Looking back, Tiger Army was one of the earliest punk-affiliated groups to open my eyes to the potential of infusing modern punk with sounds from times gone by. Sure, the California trio started as a an American psychobilly act scoffed at by European purists, but playing alongside bands like Rancid and Bad Religion in the late 90’s introduced the sound to a new generation of punk fans – myself included.
Frontman and visionary Nick 13 has never written the same album twice. The same can be said about Tiger Army’s fifth full-length, and return after a nine-year studio hiatus, V •••–. The latest chapter picks up right where Music From Regions Beyond left off. For those unfamiliar, the 2007 album found the band excitedly dipping their toes in the atmospheric and mellow waters of a significant tempo change. The clicking and thumping of Nick 13’s furious upright bass slowed to a pensive, contemplative state, with many of the album’s most memorable tracks still serving as a playlist to moonlight drives down the barren roadways of yesteryear. While headbangers and moshers may turn up their noses, like a crisp black rose, there’s a dark beauty defining present day Tiger Army and V •••–.
With occasional pedal steel, slide, alto saxophone, piano, violin, synthesizer and clear undertones that owe their hip shaking swagger to Elvis and company, Tiger Army puts their best foot forward in defining themselves as a bridge between the here and now and those sonic spectres all too often relegated the past. Nick 13’s sultry croon has never sounded so on key, pulsating with passion across subtly evolving tempos and rotating cast of instruments. Digging his heels in deep for the sole guitar heavy crunch of opener “Firefall,” Nick 13 proclaims his decade-spanning mission in the forcefully delivered statement, “We’re going to bring back the old ways / That you never knew, but somehow lie within.” In other words, Nick 13 affords the modern listener the liberty to enjoy his sound and embrace a lineage they may not even know.
As a rule, V •••– consists of a handful of basic compositional styles. Those psychobilly stompers like “Firefall” occur sparingly, only resurfacing within dark fiery embers of “Evil Lurks On The Road” to stoke the fire at the album’s midway point. The bulk of the journey unfolds akin to the second track, “Prisoner Of The Night.” With a ghastly aura enhanced under the repetition of crisp piano notes and murky imagery, Nick 13 softly croons his way through the first of many soft tipped expositions. Those like “World Without The Moon” and “Happier Times” infuse steadfast synth and serenading violin with ornately decorative effect.
Then there’s the country twang inherited from Nick 13’s solo work. Subdued in delivery, “Knife’s Edge” thumps to a gallop and then picks up to a trot with trumpets blaring, conjuring images of a wilder time south of the border. Meanwhile, “Train To Eternity” highlights the pedal steel with a vivid country flare. Both are absolute highlights.

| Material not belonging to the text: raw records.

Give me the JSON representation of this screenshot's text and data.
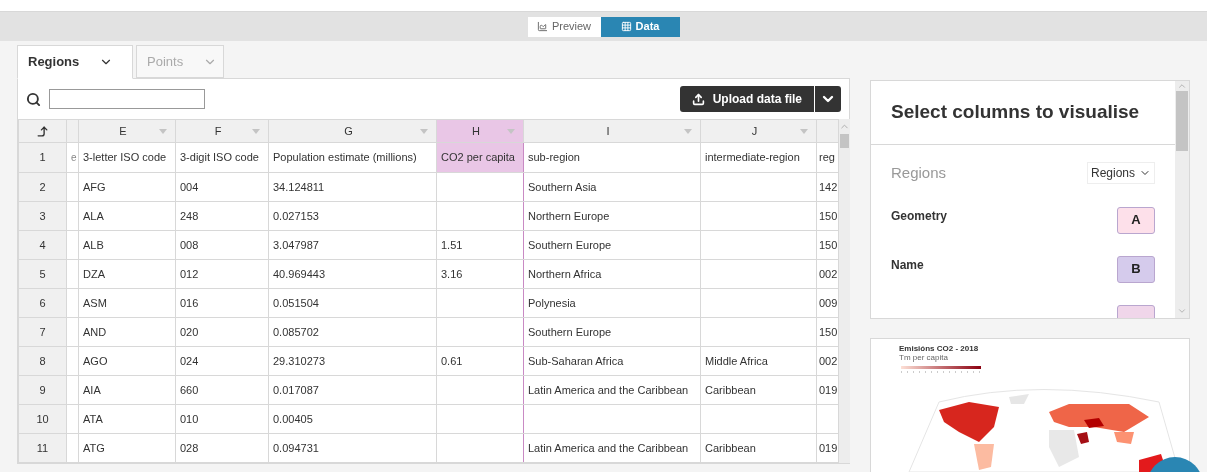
{
  "view_toggle": [
    {
      "label": "Preview",
      "kind": "chart",
      "selected": false
    },
    {
      "label": "Data",
      "kind": "table",
      "selected": true
    }
  ],
  "sheet_tabs": [
    {
      "label": "Regions",
      "selected": true
    },
    {
      "label": "Points",
      "selected": false
    }
  ],
  "upload_button": {
    "label": "Upload data file"
  },
  "table": {
    "columns": [
      {
        "header": "e",
        "highlighted": false
      },
      {
        "letter": "E",
        "header": "3-letter ISO code",
        "highlighted": false
      },
      {
        "letter": "F",
        "header": "3-digit ISO code",
        "highlighted": false
      },
      {
        "letter": "G",
        "header": "Population estimate (millions)",
        "highlighted": false
      },
      {
        "letter": "H",
        "header": "CO2 per capita",
        "highlighted": true
      },
      {
        "letter": "I",
        "header": "sub-region",
        "highlighted": false
      },
      {
        "letter": "J",
        "header": "intermediate-region",
        "highlighted": false
      },
      {
        "header": "reg",
        "highlighted": false
      }
    ],
    "header_row_number": "1",
    "rows": [
      {
        "number": "2",
        "cells": [
          "",
          "AFG",
          "004",
          "34.124811",
          "",
          "Southern Asia",
          "",
          "142"
        ]
      },
      {
        "number": "3",
        "cells": [
          "",
          "ALA",
          "248",
          "0.027153",
          "",
          "Northern Europe",
          "",
          "150"
        ]
      },
      {
        "number": "4",
        "cells": [
          "",
          "ALB",
          "008",
          "3.047987",
          "1.51",
          "Southern Europe",
          "",
          "150"
        ]
      },
      {
        "number": "5",
        "cells": [
          "",
          "DZA",
          "012",
          "40.969443",
          "3.16",
          "Northern Africa",
          "",
          "002"
        ]
      },
      {
        "number": "6",
        "cells": [
          "",
          "ASM",
          "016",
          "0.051504",
          "",
          "Polynesia",
          "",
          "009"
        ]
      },
      {
        "number": "7",
        "cells": [
          "",
          "AND",
          "020",
          "0.085702",
          "",
          "Southern Europe",
          "",
          "150"
        ]
      },
      {
        "number": "8",
        "cells": [
          "",
          "AGO",
          "024",
          "29.310273",
          "0.61",
          "Sub-Saharan Africa",
          "Middle Africa",
          "002"
        ]
      },
      {
        "number": "9",
        "cells": [
          "",
          "AIA",
          "660",
          "0.017087",
          "",
          "Latin America and the Caribbean",
          "Caribbean",
          "019"
        ]
      },
      {
        "number": "10",
        "cells": [
          "",
          "ATA",
          "010",
          "0.00405",
          "",
          "",
          "",
          ""
        ]
      },
      {
        "number": "11",
        "cells": [
          "",
          "ATG",
          "028",
          "0.094731",
          "",
          "Latin America and the Caribbean",
          "Caribbean",
          "019"
        ]
      }
    ]
  },
  "columns_panel": {
    "title": "Select columns to visualise",
    "section": "Regions",
    "sheet_select": "Regions",
    "bindings": [
      {
        "label": "Geometry",
        "badge": "A",
        "color": "#fde0ea"
      },
      {
        "label": "Name",
        "badge": "B",
        "color": "#d5cbec"
      },
      {
        "color": "#f0d6ea"
      }
    ]
  },
  "map_preview": {
    "title": "Emisións CO2 - 2018",
    "subtitle": "Tm per capita"
  }
}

Stylistically, Tiger Army takes one particularly large leap of faith with the 50’s drive-in conjuring “Dark And Lonely Night.” Nick 13, hopeless romantic by trade, slowly thumps his double bass through the intersection of love and longing, conjuring emotions on each rhythmic chord. Think a slower version of Hellbound Hepcats and you’d be fairly close. While rather laid-back for Tiger Army, the one-off nature more than suits V •••–.
My only hesitancy for declaring an early victory for Tiger Army rests in a new similarity they share Finnish psychobilly act, The Coffinshakers. An operatic quality, enacted through the heightened wail of a female vocalist, enhances the atmosphere of certain songs. But this bone chilling effect feels a little too familiar in execution to The Coffinshakers’ self titled effort, and lacks the bravado of the former’s execution. It’s a small gripe, and most readers will be asking “coffin who?”, but the psychobilly community is a close knit one, so I’m betting at least a few other will also make the connection.
Overall though, Tiger Army’s return is subtle but triumphant. Existing fans (likely having mellowed with age) will appreciate the nuanced, vintage rockabilly feel fuelling V •••–’s vision, while Nick 13 offers up every reason for the next generation to fall for his magnetic vocal croon and richly thumping psychobilly double bass. Stated differently, V •••– revives Tiger Army from dormancy with ease.